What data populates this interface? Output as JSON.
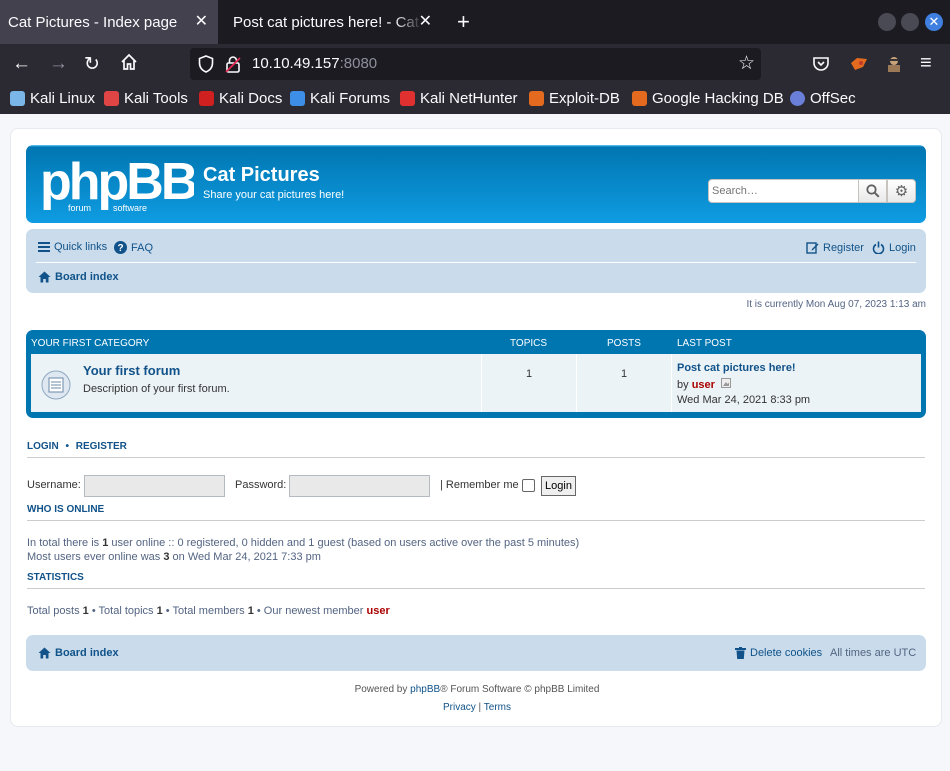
{
  "browser": {
    "tabs": [
      {
        "title": "Cat Pictures - Index page",
        "active": true
      },
      {
        "title": "Post cat pictures here! - Cat Pictures",
        "active": false
      }
    ],
    "url_host": "10.10.49.157",
    "url_port": ":8080",
    "bookmarks": [
      {
        "label": "Kali Linux",
        "color": "#7ab6e8"
      },
      {
        "label": "Kali Tools",
        "color": "#e04545"
      },
      {
        "label": "Kali Docs",
        "color": "#d02020"
      },
      {
        "label": "Kali Forums",
        "color": "#3d8ee6"
      },
      {
        "label": "Kali NetHunter",
        "color": "#e03030"
      },
      {
        "label": "Exploit-DB",
        "color": "#e36a1e"
      },
      {
        "label": "Google Hacking DB",
        "color": "#e36a1e"
      },
      {
        "label": "OffSec",
        "color": "#6a7fd9"
      }
    ]
  },
  "forum": {
    "logo_text": "phpBB",
    "logo_sub_left": "forum",
    "logo_sub_right": "software",
    "site_title": "Cat Pictures",
    "site_desc": "Share your cat pictures here!",
    "search_placeholder": "Search…",
    "quick_links": "Quick links",
    "faq": "FAQ",
    "register": "Register",
    "login": "Login",
    "board_index": "Board index",
    "current_time": "It is currently Mon Aug 07, 2023 1:13 am",
    "category": {
      "name": "YOUR FIRST CATEGORY",
      "col_topics": "TOPICS",
      "col_posts": "POSTS",
      "col_last_post": "LAST POST"
    },
    "row": {
      "name": "Your first forum",
      "desc": "Description of your first forum.",
      "topics": "1",
      "posts": "1",
      "last_post_title": "Post cat pictures here!",
      "last_post_by": "by",
      "last_post_user": "user",
      "last_post_date": "Wed Mar 24, 2021 8:33 pm"
    },
    "login_section": {
      "login_header": "LOGIN",
      "sep": "•",
      "register_header": "REGISTER",
      "username_label": "Username:",
      "password_label": "Password:",
      "remember_label": "| Remember me",
      "login_button": "Login"
    },
    "online": {
      "header": "WHO IS ONLINE",
      "l1_a": "In total there is ",
      "l1_b": "1",
      "l1_c": " user online :: 0 registered, 0 hidden and 1 guest (based on users active over the past 5 minutes)",
      "l2_a": "Most users ever online was ",
      "l2_b": "3",
      "l2_c": " on Wed Mar 24, 2021 7:33 pm"
    },
    "stats": {
      "header": "STATISTICS",
      "a": "Total posts ",
      "b": "1",
      "c": " • Total topics ",
      "d": "1",
      "e": " • Total members ",
      "f": "1",
      "g": " • Our newest member ",
      "user": "user"
    },
    "footer": {
      "board_index": "Board index",
      "delete_cookies": "Delete cookies",
      "times": "All times are UTC",
      "powered_a": "Powered by ",
      "powered_link": "phpBB",
      "powered_b": "® Forum Software © phpBB Limited",
      "privacy": "Privacy",
      "pipe": " | ",
      "terms": "Terms"
    }
  }
}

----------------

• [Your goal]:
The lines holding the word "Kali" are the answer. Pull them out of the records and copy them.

• [Written response]:
        "label": "Kali Linux",
        "label": "Kali Tools",
        "label": "Kali Docs",
        "label": "Kali Forums",
        "label": "Kali NetHunter",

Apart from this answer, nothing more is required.